  • Acquiring machines from the cloud, creating containers or VMs, or grabbing bare metal
  • Connecting to those machines via ssh, winrm, or other transports
  • Bootstrapping chef onto the machines and converging the recipes you suggested

The driver API is separated out so that new drivers can be made with minimal effort (without having to rewrite ssh, tunneling, bootstrapping, and OS support). But to the user, they appear as a single thing, so that the machine acquisition can use its smarts to autodetect the other bits (transports, OS's, etc.).

Drivers save their data in the Chef node itself, so that they will be accessible to everyone who is using the Chef server to manage the nodes.

Tuning Timeouts

chef-provisioning-fog interacts with your cloud provider's endpoint. Most of the time, default timeouts for the following would be sufficient.

Fog connection_options

Modify the defaults if your Fog endpoint takes awhile to send/receive API requests. Normally, if you see Excon timeouts you should tune these parameters.

with_driver 'fog:foo',
  :compute_options => {
    :connection_options => {
      # set connection to persist (default is false)
      :persistent => true,
      # set longer connect_timeout (default is 60 seconds)
      :connect_timeout => 360,
      # set longer read_timeout (default is 60 seconds)
      :read_timeout => 360,
      # set longer write_timeout (default is 60 seconds)
      :write_timeout => 360,
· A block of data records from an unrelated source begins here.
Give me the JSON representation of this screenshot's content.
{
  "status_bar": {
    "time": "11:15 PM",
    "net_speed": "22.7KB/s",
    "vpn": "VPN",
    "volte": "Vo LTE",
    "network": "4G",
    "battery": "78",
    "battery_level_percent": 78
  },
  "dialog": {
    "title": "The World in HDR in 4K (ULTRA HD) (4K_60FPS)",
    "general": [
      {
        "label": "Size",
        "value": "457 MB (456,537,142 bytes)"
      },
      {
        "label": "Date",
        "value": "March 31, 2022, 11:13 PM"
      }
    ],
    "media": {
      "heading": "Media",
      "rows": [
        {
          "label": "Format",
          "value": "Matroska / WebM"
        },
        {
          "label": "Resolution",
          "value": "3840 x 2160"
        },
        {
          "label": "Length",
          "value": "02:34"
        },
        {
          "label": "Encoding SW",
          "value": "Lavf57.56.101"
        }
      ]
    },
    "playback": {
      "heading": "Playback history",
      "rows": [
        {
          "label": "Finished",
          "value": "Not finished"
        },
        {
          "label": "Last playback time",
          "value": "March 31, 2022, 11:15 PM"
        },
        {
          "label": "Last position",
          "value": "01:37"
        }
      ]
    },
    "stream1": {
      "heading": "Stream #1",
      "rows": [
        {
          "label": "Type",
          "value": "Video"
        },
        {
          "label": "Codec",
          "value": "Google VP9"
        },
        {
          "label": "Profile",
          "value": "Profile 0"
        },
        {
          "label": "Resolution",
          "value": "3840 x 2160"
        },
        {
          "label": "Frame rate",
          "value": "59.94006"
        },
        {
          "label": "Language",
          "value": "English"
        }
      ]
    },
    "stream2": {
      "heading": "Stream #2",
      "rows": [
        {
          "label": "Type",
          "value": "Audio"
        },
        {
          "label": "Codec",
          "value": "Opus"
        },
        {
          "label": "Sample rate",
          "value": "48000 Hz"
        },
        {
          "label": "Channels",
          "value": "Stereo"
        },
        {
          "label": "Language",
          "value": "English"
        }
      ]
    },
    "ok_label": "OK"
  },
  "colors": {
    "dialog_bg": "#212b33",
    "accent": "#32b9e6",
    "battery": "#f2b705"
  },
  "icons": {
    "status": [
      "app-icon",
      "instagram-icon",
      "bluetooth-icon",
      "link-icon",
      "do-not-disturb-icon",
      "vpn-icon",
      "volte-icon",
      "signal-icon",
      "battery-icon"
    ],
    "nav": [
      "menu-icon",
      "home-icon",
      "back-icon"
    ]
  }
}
machine_option timeouts

Modify these timeouts if you need Chef to wait a bit of time to allow for the machine to be ready.

  :bootstrap_options => {
    # set longer to wait for the instance to boot to ssh (defaults to 180)
    :create_timeout => 360,
    # set longer to wait for the instance to start (defaults to 180)
    :start_timeout => 360,
  # set longer to wait for ssh to be available if the instance is detected up (defaults to 20)
  :ssh_timeout => 360

Chef Client convergence_options

Modify this if your chef client convergences take awhile.

  :convergence_options => {
    # set longer if you need more time to converge (default: 2 hours)
    :chef_client_timeout => 120*60